START EXTRACTED DATA

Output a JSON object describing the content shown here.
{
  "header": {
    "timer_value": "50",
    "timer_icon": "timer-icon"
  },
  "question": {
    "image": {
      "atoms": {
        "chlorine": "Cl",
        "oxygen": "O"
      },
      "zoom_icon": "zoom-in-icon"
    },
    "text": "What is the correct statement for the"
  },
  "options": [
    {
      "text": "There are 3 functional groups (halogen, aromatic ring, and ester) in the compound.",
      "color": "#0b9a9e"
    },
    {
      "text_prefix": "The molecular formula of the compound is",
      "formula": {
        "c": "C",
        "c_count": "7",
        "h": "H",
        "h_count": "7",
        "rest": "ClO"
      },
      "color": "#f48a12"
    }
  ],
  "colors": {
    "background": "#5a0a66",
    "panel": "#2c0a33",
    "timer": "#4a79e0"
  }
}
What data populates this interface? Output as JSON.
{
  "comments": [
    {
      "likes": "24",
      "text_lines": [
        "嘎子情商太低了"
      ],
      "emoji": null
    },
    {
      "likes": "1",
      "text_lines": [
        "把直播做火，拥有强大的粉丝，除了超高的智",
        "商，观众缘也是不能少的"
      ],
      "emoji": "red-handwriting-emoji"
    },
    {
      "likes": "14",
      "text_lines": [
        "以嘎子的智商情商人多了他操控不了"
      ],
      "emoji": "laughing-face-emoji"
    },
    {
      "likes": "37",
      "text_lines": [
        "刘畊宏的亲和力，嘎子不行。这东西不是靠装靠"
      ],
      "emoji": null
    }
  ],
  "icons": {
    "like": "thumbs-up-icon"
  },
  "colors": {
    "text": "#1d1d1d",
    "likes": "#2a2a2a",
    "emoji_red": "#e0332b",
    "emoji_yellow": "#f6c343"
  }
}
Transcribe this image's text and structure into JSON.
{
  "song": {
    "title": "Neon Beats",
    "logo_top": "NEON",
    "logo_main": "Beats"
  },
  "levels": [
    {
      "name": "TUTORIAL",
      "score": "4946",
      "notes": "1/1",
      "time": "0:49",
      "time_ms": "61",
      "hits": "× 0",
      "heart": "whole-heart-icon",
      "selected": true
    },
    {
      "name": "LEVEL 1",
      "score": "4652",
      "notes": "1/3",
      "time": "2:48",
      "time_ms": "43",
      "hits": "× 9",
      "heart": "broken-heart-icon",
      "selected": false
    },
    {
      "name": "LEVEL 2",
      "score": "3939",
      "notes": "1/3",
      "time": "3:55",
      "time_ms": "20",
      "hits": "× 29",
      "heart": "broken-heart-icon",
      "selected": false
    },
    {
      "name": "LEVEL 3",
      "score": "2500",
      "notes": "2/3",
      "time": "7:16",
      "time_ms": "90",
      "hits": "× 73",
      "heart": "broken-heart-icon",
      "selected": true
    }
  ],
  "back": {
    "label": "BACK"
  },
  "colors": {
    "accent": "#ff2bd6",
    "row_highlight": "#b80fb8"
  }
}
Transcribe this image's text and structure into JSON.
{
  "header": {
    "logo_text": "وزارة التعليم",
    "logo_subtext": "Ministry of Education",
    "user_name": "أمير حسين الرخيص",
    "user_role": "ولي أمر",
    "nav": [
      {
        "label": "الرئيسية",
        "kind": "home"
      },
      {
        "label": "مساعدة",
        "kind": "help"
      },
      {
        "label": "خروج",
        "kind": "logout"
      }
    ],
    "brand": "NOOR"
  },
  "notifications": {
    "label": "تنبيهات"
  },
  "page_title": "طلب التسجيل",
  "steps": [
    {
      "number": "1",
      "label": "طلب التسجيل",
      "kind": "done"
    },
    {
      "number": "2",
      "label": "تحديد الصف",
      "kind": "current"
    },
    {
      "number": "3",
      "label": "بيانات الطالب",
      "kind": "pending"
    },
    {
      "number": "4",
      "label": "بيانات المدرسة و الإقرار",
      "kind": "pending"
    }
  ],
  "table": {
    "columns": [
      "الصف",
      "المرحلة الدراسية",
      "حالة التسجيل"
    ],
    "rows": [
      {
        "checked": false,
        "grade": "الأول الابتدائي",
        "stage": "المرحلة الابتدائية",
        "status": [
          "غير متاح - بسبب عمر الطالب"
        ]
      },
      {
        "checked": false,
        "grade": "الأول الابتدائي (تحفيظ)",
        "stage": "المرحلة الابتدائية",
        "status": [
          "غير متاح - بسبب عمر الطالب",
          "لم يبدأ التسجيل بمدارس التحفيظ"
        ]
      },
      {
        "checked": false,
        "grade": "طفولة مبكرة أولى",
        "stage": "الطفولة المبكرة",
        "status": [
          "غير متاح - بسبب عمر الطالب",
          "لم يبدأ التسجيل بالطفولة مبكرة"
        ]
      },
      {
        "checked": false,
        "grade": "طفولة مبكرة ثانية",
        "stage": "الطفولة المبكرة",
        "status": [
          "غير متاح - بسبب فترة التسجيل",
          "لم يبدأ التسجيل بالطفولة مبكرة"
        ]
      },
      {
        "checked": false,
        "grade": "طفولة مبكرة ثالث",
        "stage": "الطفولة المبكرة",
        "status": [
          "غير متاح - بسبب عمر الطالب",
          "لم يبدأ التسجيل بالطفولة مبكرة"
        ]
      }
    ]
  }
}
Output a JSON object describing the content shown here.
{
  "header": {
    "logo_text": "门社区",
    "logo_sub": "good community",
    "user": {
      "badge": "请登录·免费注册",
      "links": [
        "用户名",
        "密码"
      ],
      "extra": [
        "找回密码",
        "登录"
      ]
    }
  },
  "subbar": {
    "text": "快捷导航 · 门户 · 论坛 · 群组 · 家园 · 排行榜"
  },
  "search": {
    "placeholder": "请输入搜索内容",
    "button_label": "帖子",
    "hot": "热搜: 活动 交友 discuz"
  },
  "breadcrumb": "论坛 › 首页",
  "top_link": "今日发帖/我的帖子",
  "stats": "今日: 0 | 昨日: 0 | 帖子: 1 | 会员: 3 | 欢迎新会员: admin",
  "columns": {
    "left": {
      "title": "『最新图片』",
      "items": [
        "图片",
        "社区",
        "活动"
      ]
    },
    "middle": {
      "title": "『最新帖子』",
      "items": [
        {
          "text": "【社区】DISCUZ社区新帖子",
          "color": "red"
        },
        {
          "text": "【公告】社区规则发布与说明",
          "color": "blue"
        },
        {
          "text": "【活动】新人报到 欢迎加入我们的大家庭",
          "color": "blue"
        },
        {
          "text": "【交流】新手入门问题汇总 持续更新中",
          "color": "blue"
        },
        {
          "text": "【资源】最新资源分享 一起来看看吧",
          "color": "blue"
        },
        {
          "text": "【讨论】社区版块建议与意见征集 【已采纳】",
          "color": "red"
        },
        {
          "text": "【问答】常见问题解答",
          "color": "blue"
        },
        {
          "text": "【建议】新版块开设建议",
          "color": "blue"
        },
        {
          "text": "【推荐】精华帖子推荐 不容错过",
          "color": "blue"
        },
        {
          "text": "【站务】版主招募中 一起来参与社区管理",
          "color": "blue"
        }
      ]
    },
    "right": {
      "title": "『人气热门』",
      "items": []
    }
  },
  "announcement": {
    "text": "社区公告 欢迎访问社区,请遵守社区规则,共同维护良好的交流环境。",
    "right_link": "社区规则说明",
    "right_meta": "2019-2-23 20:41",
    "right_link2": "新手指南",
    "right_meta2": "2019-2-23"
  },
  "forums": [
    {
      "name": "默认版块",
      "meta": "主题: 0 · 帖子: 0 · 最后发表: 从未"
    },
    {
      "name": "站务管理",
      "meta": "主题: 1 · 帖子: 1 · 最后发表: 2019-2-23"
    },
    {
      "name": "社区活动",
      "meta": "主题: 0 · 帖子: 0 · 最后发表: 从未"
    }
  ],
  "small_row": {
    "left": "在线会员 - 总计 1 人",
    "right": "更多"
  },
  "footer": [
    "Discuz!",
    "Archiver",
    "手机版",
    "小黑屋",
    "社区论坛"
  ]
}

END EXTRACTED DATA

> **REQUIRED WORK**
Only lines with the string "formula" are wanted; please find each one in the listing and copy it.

> **WRITTEN RESPONSE**
      "text_prefix": "The molecular formula of the compound is",
      "formula": {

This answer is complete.